:: What the task asks ::
Would you show every line from the records that holds "JSON"?
***** Available records
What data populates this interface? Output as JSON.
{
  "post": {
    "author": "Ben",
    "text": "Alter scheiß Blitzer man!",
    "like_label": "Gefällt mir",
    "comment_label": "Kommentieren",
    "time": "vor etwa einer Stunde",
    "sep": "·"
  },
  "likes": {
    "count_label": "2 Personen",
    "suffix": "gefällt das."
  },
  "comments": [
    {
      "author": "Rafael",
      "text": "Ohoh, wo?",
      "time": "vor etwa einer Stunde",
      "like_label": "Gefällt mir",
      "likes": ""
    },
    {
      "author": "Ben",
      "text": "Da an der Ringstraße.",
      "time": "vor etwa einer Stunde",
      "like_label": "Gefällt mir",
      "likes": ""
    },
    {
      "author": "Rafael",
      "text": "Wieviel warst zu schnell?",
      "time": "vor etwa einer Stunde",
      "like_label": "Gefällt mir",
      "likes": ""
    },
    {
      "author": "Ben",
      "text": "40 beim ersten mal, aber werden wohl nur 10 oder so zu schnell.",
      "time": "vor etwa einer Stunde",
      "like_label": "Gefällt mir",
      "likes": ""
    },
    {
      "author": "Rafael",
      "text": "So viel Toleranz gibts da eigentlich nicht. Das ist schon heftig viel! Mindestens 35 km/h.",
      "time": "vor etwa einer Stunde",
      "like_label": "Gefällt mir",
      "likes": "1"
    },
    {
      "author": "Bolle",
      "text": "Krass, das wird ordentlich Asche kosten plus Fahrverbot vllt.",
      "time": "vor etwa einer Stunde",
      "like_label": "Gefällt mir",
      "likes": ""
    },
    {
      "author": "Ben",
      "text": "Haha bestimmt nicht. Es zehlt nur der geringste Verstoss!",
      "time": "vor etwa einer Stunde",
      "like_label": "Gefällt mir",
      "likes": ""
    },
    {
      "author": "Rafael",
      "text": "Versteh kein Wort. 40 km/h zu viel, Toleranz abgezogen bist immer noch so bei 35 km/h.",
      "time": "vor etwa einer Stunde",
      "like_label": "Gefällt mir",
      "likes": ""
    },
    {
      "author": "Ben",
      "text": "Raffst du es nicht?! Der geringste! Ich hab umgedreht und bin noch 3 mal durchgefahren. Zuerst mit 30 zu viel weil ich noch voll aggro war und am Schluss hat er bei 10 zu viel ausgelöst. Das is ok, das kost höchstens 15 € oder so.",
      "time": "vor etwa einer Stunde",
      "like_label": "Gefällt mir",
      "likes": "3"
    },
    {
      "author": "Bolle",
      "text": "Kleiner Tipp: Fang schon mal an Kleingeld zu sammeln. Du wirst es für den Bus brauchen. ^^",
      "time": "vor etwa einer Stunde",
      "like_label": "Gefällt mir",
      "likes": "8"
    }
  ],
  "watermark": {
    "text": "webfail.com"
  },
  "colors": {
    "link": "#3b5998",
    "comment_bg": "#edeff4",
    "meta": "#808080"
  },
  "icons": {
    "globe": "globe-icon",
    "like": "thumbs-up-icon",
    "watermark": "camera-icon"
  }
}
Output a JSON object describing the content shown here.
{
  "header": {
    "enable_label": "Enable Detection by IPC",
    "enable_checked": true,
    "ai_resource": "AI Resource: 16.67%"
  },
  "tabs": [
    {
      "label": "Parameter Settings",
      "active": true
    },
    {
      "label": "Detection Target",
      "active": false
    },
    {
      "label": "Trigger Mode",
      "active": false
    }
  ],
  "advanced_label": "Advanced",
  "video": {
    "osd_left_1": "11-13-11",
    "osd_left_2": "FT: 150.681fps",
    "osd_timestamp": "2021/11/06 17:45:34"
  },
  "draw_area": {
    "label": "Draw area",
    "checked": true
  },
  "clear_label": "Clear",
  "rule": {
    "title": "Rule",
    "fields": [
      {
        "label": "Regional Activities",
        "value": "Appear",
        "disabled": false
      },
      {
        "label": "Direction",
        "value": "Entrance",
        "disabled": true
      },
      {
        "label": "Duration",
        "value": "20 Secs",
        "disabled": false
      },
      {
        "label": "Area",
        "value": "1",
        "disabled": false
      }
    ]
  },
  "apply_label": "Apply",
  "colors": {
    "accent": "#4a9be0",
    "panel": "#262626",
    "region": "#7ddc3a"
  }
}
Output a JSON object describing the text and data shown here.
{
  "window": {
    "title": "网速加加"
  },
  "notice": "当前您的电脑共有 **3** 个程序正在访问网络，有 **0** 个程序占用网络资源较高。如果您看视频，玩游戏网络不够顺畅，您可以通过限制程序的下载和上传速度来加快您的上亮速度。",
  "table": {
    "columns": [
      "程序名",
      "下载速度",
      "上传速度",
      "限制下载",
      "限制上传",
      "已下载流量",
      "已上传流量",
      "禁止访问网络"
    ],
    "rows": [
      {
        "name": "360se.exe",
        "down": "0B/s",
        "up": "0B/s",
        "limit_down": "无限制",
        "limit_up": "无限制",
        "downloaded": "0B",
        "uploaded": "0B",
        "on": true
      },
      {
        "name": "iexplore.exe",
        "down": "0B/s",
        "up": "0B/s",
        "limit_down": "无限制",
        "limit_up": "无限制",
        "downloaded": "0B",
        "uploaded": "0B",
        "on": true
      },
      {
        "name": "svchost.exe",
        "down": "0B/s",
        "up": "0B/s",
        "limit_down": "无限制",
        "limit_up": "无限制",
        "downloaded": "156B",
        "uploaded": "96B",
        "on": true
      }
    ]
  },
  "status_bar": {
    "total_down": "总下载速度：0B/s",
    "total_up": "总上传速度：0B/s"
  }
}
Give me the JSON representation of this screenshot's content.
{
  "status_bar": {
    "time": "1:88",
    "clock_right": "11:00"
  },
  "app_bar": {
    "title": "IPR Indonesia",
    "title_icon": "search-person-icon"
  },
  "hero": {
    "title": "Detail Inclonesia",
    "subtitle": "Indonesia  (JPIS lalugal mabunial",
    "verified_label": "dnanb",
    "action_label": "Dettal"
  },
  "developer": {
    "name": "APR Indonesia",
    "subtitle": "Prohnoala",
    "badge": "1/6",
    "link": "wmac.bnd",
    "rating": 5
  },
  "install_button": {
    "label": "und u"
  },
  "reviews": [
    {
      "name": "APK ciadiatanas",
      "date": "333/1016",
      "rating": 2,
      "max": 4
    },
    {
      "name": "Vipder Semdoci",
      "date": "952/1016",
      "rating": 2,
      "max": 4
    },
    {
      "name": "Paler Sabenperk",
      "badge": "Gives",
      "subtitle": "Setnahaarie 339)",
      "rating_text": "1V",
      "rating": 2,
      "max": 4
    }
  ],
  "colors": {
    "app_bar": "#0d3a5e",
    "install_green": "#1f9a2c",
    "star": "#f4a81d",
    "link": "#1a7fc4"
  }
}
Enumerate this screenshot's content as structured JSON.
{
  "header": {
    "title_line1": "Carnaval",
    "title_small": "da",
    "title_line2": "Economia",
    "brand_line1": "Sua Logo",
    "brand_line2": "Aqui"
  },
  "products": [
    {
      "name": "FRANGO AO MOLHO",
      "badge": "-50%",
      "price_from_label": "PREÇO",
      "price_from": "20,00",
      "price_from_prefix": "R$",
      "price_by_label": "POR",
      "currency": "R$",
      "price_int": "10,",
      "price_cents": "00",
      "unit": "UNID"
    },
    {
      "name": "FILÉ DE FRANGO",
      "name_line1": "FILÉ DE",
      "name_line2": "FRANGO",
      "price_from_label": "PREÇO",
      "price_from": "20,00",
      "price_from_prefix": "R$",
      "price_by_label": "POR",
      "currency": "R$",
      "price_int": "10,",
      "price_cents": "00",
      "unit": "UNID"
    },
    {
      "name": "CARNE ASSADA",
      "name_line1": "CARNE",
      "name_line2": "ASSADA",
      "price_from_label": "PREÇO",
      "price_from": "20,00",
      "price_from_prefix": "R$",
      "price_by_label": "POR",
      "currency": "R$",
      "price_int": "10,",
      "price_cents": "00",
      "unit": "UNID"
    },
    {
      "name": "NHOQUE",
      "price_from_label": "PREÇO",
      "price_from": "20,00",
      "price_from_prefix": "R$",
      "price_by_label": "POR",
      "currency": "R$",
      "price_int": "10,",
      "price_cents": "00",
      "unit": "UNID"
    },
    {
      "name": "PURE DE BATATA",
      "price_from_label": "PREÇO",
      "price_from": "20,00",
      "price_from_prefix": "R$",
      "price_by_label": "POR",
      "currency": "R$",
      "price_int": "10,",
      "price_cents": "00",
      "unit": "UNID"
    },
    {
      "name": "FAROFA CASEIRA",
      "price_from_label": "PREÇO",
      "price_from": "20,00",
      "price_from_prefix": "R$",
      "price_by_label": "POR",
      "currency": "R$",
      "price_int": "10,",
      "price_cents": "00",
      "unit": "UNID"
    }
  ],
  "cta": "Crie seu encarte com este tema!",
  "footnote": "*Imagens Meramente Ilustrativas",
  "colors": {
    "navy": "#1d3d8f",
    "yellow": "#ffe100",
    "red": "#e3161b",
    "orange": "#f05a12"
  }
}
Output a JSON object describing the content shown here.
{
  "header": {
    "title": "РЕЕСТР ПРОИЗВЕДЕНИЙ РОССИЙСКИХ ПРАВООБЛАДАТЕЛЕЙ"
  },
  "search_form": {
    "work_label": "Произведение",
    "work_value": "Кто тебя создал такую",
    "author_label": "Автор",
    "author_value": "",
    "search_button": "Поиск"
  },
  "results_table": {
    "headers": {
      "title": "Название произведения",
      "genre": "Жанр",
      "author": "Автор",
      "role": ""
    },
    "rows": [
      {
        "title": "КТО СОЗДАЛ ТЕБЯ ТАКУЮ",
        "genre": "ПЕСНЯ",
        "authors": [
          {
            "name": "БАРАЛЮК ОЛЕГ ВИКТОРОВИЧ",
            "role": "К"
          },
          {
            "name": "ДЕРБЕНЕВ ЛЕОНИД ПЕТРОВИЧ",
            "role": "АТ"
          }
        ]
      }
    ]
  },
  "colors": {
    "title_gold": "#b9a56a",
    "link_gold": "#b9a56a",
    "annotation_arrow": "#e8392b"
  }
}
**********
:: Answer to this task ::
What data populates this interface? Output as JSON.
Output a JSON object describing the content shown here.
Output a JSON object describing the text and data shown here.
Give me the JSON representation of this screenshot's content.
Enumerate this screenshot's content as structured JSON.
Output a JSON object describing the content shown here.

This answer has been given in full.